New revelations about controversial dividend arbitrage practices at Macquarie have prompted another move by a Danish pension fund to distance itself from the Australian bank – while ATP said the latest reports vindicate its two-year-old policy of not investing in the bank.
Akademiker Pension, which recently changed its name from MP Pension, announced it is putting Macquarie back into investment quarantine – a status which precludes new investments for six months – following recent disclosures by financial daily Børsen and national broadcaster DR about the bank’s role in a long-running international dividend tax scandal.
The pension fund already quarantined the Australian bank in 2018 when the furore over its historical role in the Cum-Ex scandal originally gripped Denmark.
Danes had been particularly outraged because Macquarie was a major shareholder in the former national telecoms company TDC through its investment partnership with Danish pension funds ATP, PFA and PKA.
But in June 2019, AkademikerPension then lifted those investment restrictions, declaring itself satisfied the bank disapproved of its own prior behaviour, had not been involved in similar cases since then and had revised its tax policy to prohibit speculation on dividend tax payments.
According to the new report by DR, a department at the bank worked in 2011 and 2012 to deliberately design a model to make it possible to reclaim tax several times from the same Danish share dividends.
Macquarie staff are currently being investigated in Germany in connection with historical cases of refunds of dividend withholding tax.
Jens Munch Holst, chief executive officer of AkademikerPension, said: “The information provided by Børsen and DR indicates that Macquarie in 2012 was looking for a model to be able to cheat with dividend tax against the Danish state.
“This is new information for us, and if the information is correct, we will of course take a firm distance,” he said.
For now, Munch Holst said the pension fund was asking Macquarie’s management for an explanation, and quarantining the stock until it received this.
AkademikerPension said it currently had DKK52m invested in Macquarie equities, as well as more than DKK800m in infrastructure investments managed by the bank.
Anders Schelde, the pension fund’s CIO, told IPE the quarantine meant it could not enter into new unlisted infrastructure investments with Macquarie, but that it would keep existing unlisted investments and let them run off.
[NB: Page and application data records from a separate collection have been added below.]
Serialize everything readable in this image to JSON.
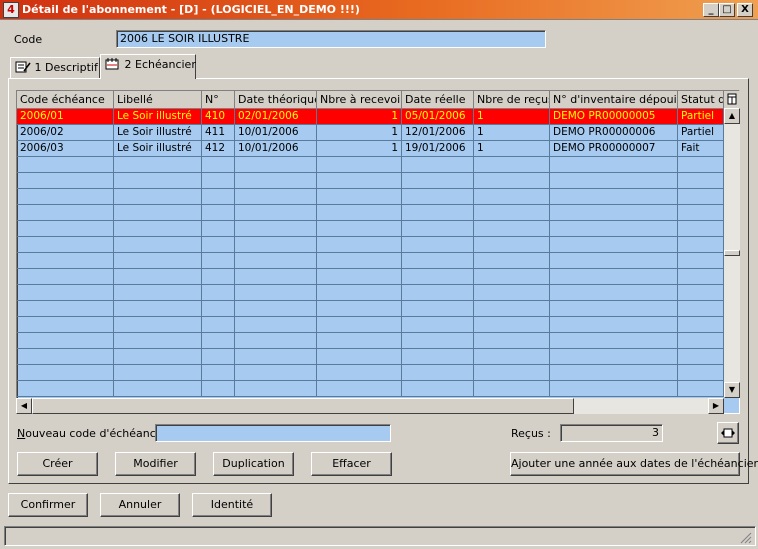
{
  "window": {
    "title": "Détail de l'abonnement - [D] - (LOGICIEL_EN_DEMO !!!)",
    "buttons": [
      "_",
      "□",
      "X"
    ]
  },
  "code": {
    "label": "Code",
    "value": "2006 LE SOIR ILLUSTRE"
  },
  "tabs": [
    {
      "label": "1 Descriptif",
      "icon": "form-edit-icon"
    },
    {
      "label": "2 Echéancier",
      "icon": "calendar-icon",
      "active": true
    }
  ],
  "grid": {
    "columns": [
      "Code échéance",
      "Libellé",
      "N°",
      "Date théorique",
      "Nbre à recevoir",
      "Date réelle",
      "Nbre de reçus",
      "N° d'inventaire dépouillé",
      "Statut de"
    ],
    "rows": [
      [
        "2006/01",
        "Le Soir illustré",
        "410",
        "02/01/2006",
        "1",
        "05/01/2006",
        "1",
        "DEMO PR00000005",
        "Partiel"
      ],
      [
        "2006/02",
        "Le Soir illustré",
        "411",
        "10/01/2006",
        "1",
        "12/01/2006",
        "1",
        "DEMO PR00000006",
        "Partiel"
      ],
      [
        "2006/03",
        "Le Soir illustré",
        "412",
        "10/01/2006",
        "1",
        "19/01/2006",
        "1",
        "DEMO PR00000007",
        "Fait"
      ]
    ],
    "selected_row": 0,
    "colors": {
      "background": "#a6caf0",
      "selected_bg": "#ff0000",
      "selected_text": "#ffff00"
    }
  },
  "nouveau": {
    "label": "Nouveau code d'échéance",
    "value": ""
  },
  "recus": {
    "label": "Reçus :",
    "value": "3"
  },
  "actions": {
    "creer": "Créer",
    "modifier": "Modifier",
    "duplication": "Duplication",
    "effacer": "Effacer",
    "ajouter": "Ajouter une année aux dates de l'échéancier"
  },
  "footer": {
    "confirmer": "Confirmer",
    "annuler": "Annuler",
    "identite": "Identité"
  }
}
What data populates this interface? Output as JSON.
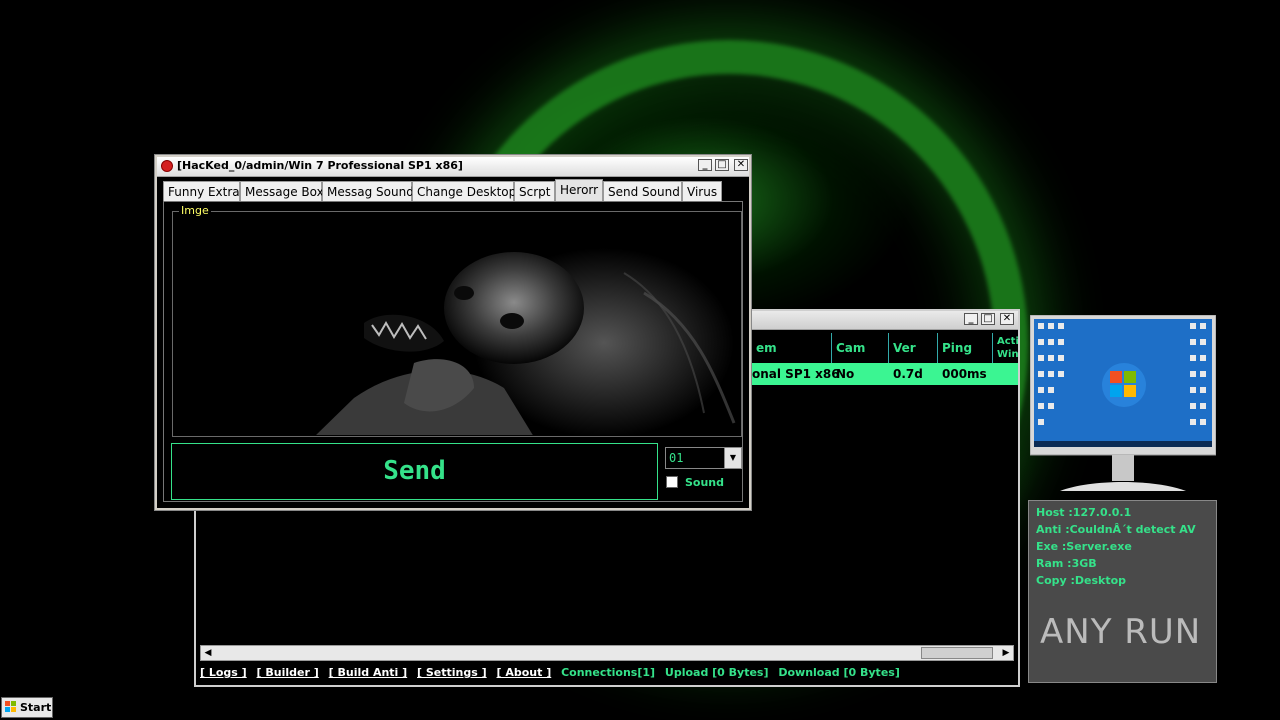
{
  "dialog": {
    "title": "[HacKed_0/admin/Win 7 Professional SP1 x86]",
    "tabs": [
      {
        "label": "Funny Extra"
      },
      {
        "label": "Message Box"
      },
      {
        "label": "Messag Sound"
      },
      {
        "label": "Change Desktop"
      },
      {
        "label": "Scrpt"
      },
      {
        "label": "Herorr",
        "active": true
      },
      {
        "label": "Send Sound"
      },
      {
        "label": "Virus"
      }
    ],
    "group_label": "Imge",
    "send_label": "Send",
    "combo_value": "01",
    "sound_label": "Sound",
    "sound_checked": false
  },
  "main_window": {
    "columns": [
      "em",
      "Cam",
      "Ver",
      "Ping",
      "Acti Win"
    ],
    "rows": [
      {
        "system": "onal SP1 x86",
        "cam": "No",
        "ver": "0.7d",
        "ping": "000ms"
      }
    ],
    "status_links": [
      "[ Logs ]",
      "[ Builder ]",
      "[ Build Anti ]",
      "[ Settings ]",
      "[ About ]"
    ],
    "connections": "Connections[1]",
    "upload": "Upload [0 Bytes]",
    "download": "Download [0 Bytes]"
  },
  "info_panel": {
    "host": "Host :127.0.0.1",
    "anti": "Anti :CouldnÂ´t detect AV",
    "exe": "Exe  :Server.exe",
    "ram": "Ram  :3GB",
    "copy": "Copy :Desktop"
  },
  "watermark": "ANY RUN",
  "taskbar": {
    "start_label": "Start"
  },
  "colors": {
    "accent_green": "#35e28a",
    "row_highlight": "#3bf592",
    "label_yellow": "#ffff66"
  }
}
“Even if we had excluded Macquarie we would have kept the unlisted investments until run off, as it is too costly to sell them in the secondary market,” he said.
Meanwhile, ATP, Denmark’s largest pension fund, told IPE its policy regarding Macquarie had not changed since 2018 when allegations against the bank relating to the Cum-Ex scandal had been highlighted in Denmark.
“It remains our policy not to make any new investments in Macquarie or enter into business cooperation with them,” said a spokesman for the fund.
However, the pension fund is still involved with Macquarie as a business partner within the TDC investment.
The ATP spokesman said revelations in the latest investigative reports did not change anything for ATP.
“But it does show that it was right to stop further engagements with the bank,” he added.
He said ATP had decided at the end of last year to put a stop to the critical dialogue it had been conducting with Macquarie over the issue, because the pension fund had been unable to get the answers it wanted.
PFA told Børsen last week that the new information in its report was worrying and that it would include it in the critical dialogue it was already having with Macquarie about the bank’s involvement in dividend tax cases.
“Macquarie is on our watch list and we will not enter into any new cooperation with them until we have been assured that they have provided all available information and that they are no longer in any way involved in cases of unjustified recovery of dividend tax,” the pension provider told the Danish paper.
“It remains our policy not to make any new investments in Macquarie or enter into business cooperation with them”
At PensionDanmark, CIO Claus Stampe told IPE the pension fund had a small investment in an infrastructure fund managed by Macquarie, which was now in the process of unwinding its holdings.
“There are no plans to enter into new business arrangements with Macquarie,” he said.
Labour-market pension fund Sampension said it had almost DKK6.5m invested in Macquarie shares, but was closely monitoring the company regarding its tax practices.
“If we find that they are resuming any unwanted behaviour, the road to exclusion is very short,” the fund’s head of equities Philip Jagd told IPE. “So far, however, we are holding on to our position,” he said.
Danica Pension told IPE it had sold all its investments in Macquarie.
When asked for comment, Macquarie declined to respond to AkademikerPension’s quarantine decision, but provided IPE with the response it had previously given Børsen in relation to its news investigation.
In that response, Macquarie said the memo cited by Børsen had been “consistent with market practice at the time, whereby many banks were seeking opinions on dividend trading strategies.”
“Macquarie has previously stated that it only conducted these types of strategies on the basis of confirmatory legal advice. No such strategy was authorised by Macquarie in relation to Denmark,” the bank said.
“Where we get things wrong or when rules or expectations change, we are always willing to resolve any problems and change our approach. Macquarie regrets our historical involvement and we have taken steps to ensure that this type of activity no longer happens,” the bank said in the response.